Arecent resolution out of the Diocese of Washington has advocated genderless talk about God. This is not a new thought (though its association with gender neutrality is). In the wake of strong criticism, the bishop has replied that this resolution should be taken not politically but theologically. To honor this distinction, I offer the following theses.
1. God is not a creature, and hence is not male or female. God is beyond our knowing, and were we left to our own devices we could only project our notions upon him.
2. But God has revealed himself to us in Scripture and pre-eminently in Jesus Christ. In this light we can rightly understand how creation too reveals his glory.
3. Naming is different from describing. Jesus calls God “Abba,” and he is addressed as “my beloved Son.”
4. The official liturgies of the Church derive from this revelation and must make sure they address the true God truly.
5. As a result we are commanded directly by the risen Jesus to baptize in the name of the “Father and the Son and of the Holy Spirit.”
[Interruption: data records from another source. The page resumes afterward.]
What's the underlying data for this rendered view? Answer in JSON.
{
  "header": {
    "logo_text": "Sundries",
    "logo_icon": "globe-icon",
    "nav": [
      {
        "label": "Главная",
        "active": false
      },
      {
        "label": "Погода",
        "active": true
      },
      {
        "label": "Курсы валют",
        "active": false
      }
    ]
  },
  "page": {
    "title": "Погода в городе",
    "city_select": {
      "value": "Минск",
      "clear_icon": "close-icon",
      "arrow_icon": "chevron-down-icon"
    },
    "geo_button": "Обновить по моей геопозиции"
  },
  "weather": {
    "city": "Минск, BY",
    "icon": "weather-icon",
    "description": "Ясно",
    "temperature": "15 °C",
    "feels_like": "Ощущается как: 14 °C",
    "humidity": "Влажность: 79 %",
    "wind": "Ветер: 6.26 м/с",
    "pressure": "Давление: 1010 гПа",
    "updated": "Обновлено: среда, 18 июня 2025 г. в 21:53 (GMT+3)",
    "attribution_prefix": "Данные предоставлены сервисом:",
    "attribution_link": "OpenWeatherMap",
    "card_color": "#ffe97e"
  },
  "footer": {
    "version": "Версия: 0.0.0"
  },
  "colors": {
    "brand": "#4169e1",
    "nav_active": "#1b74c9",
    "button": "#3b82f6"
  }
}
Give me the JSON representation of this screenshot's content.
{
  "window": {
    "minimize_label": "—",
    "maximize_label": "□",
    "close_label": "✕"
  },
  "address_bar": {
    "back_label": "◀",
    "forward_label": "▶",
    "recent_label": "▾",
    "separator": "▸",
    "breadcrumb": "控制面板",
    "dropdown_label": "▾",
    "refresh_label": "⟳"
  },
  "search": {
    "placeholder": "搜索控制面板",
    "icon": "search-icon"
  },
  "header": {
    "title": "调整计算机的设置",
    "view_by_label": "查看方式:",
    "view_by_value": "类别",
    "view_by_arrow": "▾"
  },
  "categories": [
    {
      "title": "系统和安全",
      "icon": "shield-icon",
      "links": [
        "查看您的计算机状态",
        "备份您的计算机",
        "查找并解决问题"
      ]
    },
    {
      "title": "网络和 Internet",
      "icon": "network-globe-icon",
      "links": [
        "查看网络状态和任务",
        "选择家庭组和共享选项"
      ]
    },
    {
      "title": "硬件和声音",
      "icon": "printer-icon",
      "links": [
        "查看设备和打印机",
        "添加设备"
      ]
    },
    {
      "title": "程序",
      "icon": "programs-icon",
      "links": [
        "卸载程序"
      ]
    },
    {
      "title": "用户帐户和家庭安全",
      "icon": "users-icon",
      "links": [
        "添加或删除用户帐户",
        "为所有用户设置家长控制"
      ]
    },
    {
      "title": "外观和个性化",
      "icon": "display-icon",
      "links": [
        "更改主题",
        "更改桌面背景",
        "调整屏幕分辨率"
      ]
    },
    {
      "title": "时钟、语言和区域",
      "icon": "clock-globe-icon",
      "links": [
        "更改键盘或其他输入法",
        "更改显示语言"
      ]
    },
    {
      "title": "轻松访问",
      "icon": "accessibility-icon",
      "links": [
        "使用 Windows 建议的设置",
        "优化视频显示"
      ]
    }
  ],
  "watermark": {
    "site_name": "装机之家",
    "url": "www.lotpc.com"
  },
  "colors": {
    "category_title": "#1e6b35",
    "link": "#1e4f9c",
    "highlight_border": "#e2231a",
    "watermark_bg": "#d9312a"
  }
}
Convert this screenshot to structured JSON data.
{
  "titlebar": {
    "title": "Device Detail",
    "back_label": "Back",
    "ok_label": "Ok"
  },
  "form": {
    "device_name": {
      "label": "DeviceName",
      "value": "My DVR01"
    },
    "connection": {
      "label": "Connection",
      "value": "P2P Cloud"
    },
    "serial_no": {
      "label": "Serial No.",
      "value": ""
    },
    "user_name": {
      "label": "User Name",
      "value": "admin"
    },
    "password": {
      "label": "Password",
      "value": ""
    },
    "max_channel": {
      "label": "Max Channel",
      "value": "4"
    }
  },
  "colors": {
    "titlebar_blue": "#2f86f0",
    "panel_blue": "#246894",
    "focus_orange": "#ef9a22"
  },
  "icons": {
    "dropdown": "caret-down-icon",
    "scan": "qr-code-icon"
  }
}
6. In the relation thereby restored, we are given the space to describe God in many ways. Jesus described himself as a hen gathering her brood. The proper places for such descriptions include private prayers, poems, songs, and even sermons.
7. The question of how we address one another is a different one, dependent on custom, language, and usage. It should be debated separately.
8. The use of he for God is a linguistic accommodation to the Incarnation within the grammatical structures of English. It makes no metaphysical claim.
9. Male and female God created us. But these roles have been the subjects of great historical and cultural change, and are an appropriate topic of discussion.
10. For these reasons God should be addressed without exception or change in an orthodox manner in the worship of our Church, to his praise and glory.